> **Problem requirements**:
Read the data below line by line and copy each one with "screenshot" in it.

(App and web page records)
┌────────
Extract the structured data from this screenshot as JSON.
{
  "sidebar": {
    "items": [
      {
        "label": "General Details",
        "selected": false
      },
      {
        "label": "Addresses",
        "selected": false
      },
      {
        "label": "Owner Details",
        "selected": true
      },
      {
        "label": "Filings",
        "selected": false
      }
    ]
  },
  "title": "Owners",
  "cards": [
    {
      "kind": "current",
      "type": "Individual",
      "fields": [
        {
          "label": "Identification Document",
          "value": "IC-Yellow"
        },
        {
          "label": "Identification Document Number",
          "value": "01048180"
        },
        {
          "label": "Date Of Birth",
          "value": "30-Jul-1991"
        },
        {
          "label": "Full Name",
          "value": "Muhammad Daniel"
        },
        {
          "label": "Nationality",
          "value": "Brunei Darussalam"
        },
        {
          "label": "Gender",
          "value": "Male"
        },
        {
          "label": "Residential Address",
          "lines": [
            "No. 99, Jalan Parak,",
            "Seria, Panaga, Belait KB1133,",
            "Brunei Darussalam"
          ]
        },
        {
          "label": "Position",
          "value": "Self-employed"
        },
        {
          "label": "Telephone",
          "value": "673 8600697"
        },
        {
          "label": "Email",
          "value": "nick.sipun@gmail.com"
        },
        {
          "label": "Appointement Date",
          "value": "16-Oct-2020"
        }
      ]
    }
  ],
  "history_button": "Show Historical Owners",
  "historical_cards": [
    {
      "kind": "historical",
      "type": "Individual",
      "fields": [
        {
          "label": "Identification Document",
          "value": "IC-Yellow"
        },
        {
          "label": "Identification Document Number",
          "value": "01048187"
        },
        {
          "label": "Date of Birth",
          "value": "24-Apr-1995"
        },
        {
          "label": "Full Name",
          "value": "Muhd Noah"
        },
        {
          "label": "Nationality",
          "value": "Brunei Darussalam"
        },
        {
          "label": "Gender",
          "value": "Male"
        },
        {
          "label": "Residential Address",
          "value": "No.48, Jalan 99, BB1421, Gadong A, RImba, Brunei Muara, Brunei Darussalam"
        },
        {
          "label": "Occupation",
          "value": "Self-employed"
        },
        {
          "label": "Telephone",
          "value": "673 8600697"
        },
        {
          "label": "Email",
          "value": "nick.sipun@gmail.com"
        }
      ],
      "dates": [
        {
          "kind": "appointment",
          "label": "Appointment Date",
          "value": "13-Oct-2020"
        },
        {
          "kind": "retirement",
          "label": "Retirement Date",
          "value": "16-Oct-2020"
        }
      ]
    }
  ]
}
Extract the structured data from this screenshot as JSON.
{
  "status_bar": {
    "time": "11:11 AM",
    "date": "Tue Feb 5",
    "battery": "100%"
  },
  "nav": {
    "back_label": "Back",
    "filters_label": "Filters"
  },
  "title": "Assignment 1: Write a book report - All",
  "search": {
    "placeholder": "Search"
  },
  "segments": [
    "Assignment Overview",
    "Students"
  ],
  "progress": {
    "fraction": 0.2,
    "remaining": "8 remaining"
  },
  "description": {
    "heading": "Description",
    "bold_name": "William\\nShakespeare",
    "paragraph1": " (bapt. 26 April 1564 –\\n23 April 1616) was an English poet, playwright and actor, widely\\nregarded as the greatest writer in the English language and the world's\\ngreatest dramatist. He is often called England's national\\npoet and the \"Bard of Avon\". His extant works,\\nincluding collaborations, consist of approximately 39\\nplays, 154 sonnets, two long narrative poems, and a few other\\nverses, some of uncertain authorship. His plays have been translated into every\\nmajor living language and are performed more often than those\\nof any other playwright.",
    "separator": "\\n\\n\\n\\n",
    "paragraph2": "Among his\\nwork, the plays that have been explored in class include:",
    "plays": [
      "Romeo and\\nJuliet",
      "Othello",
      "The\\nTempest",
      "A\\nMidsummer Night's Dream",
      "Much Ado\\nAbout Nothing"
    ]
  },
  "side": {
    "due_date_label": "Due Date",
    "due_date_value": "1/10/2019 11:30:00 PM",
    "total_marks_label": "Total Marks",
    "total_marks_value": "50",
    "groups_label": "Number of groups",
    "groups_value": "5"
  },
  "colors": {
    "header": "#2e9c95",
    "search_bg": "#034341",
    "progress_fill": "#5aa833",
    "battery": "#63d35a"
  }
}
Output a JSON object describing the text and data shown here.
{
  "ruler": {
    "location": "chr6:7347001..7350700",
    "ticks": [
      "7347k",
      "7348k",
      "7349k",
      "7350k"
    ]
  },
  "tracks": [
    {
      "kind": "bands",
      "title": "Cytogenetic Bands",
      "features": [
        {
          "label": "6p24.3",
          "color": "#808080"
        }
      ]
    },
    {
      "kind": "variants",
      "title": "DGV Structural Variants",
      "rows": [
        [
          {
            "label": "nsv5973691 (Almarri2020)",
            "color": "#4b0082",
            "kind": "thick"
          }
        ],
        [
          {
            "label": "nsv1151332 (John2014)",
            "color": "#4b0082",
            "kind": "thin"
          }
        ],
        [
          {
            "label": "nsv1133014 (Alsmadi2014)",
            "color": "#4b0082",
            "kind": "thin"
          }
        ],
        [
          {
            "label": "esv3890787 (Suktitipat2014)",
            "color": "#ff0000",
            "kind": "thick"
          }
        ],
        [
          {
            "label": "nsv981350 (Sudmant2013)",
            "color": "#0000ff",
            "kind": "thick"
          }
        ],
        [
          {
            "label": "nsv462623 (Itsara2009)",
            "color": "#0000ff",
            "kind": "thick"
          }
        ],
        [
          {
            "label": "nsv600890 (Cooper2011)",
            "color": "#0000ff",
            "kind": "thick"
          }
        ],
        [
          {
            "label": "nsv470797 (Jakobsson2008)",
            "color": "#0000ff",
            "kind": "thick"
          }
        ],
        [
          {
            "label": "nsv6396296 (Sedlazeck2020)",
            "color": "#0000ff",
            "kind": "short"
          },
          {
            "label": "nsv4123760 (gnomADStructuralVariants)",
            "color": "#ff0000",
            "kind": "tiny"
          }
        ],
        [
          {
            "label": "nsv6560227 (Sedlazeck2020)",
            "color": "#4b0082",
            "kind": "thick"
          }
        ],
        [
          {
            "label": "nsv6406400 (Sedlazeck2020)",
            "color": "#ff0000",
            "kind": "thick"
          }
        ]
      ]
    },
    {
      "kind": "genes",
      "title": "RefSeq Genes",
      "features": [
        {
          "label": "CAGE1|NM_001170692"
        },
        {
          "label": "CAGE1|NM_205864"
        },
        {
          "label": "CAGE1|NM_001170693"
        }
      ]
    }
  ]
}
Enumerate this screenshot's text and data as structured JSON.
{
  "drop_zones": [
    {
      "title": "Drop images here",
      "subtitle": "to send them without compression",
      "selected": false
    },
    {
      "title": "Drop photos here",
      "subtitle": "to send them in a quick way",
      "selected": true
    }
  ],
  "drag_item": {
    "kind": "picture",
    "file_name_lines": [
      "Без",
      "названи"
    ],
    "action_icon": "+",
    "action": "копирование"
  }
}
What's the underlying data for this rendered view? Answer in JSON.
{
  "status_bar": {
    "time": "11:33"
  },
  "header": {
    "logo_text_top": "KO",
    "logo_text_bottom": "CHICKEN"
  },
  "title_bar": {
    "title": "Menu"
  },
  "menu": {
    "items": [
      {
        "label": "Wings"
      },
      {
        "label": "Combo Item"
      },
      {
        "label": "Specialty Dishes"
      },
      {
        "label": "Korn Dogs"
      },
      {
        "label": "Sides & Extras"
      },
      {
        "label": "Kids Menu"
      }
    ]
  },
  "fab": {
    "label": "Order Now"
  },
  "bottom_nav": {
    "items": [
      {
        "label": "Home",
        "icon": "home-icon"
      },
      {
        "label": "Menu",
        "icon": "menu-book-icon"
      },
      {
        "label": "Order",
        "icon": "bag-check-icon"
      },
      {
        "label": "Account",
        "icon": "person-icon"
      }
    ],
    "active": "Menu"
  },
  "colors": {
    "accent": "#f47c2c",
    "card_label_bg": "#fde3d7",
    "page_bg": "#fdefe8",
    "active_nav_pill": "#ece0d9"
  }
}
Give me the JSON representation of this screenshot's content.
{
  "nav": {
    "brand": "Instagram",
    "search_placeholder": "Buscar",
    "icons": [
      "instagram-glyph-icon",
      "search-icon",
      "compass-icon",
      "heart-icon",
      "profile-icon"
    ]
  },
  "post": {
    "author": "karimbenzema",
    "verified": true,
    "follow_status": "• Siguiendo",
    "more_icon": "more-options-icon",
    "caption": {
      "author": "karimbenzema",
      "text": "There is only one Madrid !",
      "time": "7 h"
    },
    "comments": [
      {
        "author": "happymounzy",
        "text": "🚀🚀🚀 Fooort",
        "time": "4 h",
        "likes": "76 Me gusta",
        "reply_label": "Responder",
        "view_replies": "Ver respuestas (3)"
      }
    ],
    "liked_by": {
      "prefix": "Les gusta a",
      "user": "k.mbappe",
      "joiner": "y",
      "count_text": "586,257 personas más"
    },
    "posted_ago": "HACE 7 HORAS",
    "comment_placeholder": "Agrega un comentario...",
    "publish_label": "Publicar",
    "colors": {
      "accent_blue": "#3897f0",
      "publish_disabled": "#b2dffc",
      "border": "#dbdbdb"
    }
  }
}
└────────
> **Result for this task**:
Extract the structured data from this screenshot as JSON.
Extract the structured data from this screenshot as JSON.
Enumerate this screenshot's text and data as structured JSON.
Give me the JSON representation of this screenshot's content.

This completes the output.